The New York Times recently published an article, Trafficking in Contraband that Sings, on birds from Guyana that were being smuggled into the US for singing competitions. Strangely enough, these competitions are judged by humans and not by female birds. The part of the article that intrigued me the most, however, also aired on NPR, about the Forensic Ornithologist (Dr. Train) called upon to testify in court regarding these birds. This was a field of science new to me and, curiosity piqued, I did a little research.

Forensic Ornithology has been used in a variety of ways and with a variety of methods including DNA or by “eyeballing” the species. Experts in the field have been called upon to help solve such problems as bird-airplane collisions, homicide investigations, and endangered species’ poaching cases. It is an interesting field of study where you have to incorporate a lot of information on feather structure, bird bones and even DNA.

Credit: NASA

In the wrong place at the wrong time, a bird is silhouetted against the clear blue Florida sky (upper left) as it falls away from Space Shuttle Discovery after hitting the external tank during liftoff of mission STS-114 in July 2005. Credit: NASA

Take bird-airplane collisions like the Hudson River Landing. By knowing which bird(s) collided with the airplane, a management plan for that bird species can be made to prevent such collisions in the future. (As an aside, is it really fair to put the bird first in “bird-airplane collision”? Or what about “Bird hits External Tank during Shuttle Launch”? As if the bird was the one traveling with boosters strapped to its keel.)

All kidding aside, analysis of the bird remains can help focus on which species may need management. Leading to alternate aircraft routes during peak bird activity to avoid potential collisions, using bird radar to track flocks of birds such as NASA uses and even sound cannons strategically placed to keep birds out of the aircraft’s flight path.

So where does one go to have birds or their remains identified? If it is a larger sample, the Museum’s very own collection can help. Dr. Dan Brooks, Curator of Vertebrate Zoology, has identified parts of birds for museums and the USF&WS (U.S. Fish & Wildlife Service) to ascertain whether or not it was a species listed as Threatened, Endangered or CITES. He has also used the collection (and his own vast knowledge) to identify feathers in Indigenous people’s ornaments, including the “Ice Queen” mummy of National Geographic fame. Pretty cool! For the high-tech study of bits and pieces used as evidence in court cases, professionals usually turn to the NMNH’s Feather Identification Lab.

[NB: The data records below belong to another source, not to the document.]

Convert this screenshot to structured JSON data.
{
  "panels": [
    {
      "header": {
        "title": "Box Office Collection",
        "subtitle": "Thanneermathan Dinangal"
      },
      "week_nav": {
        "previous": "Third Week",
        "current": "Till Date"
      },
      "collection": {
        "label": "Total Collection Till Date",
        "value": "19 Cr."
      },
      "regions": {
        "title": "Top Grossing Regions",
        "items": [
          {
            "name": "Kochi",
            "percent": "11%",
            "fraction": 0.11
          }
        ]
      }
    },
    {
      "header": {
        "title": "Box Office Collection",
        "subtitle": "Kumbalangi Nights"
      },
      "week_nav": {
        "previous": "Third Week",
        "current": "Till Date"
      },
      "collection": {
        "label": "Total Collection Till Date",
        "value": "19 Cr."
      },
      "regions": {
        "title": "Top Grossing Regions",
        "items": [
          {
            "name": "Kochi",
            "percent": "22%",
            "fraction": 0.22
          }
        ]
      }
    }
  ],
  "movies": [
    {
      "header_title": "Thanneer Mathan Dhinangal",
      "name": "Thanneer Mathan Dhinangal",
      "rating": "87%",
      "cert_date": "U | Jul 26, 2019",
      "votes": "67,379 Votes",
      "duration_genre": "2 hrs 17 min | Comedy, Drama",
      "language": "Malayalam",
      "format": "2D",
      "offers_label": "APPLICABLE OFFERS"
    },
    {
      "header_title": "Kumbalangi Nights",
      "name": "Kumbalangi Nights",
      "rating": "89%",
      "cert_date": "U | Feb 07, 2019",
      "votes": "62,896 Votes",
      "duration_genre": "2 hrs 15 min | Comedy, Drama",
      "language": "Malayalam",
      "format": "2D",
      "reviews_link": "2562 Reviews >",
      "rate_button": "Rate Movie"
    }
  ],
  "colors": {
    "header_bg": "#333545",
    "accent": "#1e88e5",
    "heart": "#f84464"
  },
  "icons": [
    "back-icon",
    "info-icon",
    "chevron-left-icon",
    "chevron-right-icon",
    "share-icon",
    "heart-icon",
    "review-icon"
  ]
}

 black vultures
Creative Commons License photo credit: ljmacphee

In another article by the NY Times, the initial forensic analysis performed by the Lab of the remains collected from a collision produced deer DNA. That seemed odd, since the collision took place at 1500 feet. Analysis of a feather sample that was also collected identified the bird as a Black Vulture, evidently with deer remains in it’s stomach. Science is awesome!

Here is a link to NPR’s interview “The Tale of a Bird Detective.” So turn up your speakers and learn something new today!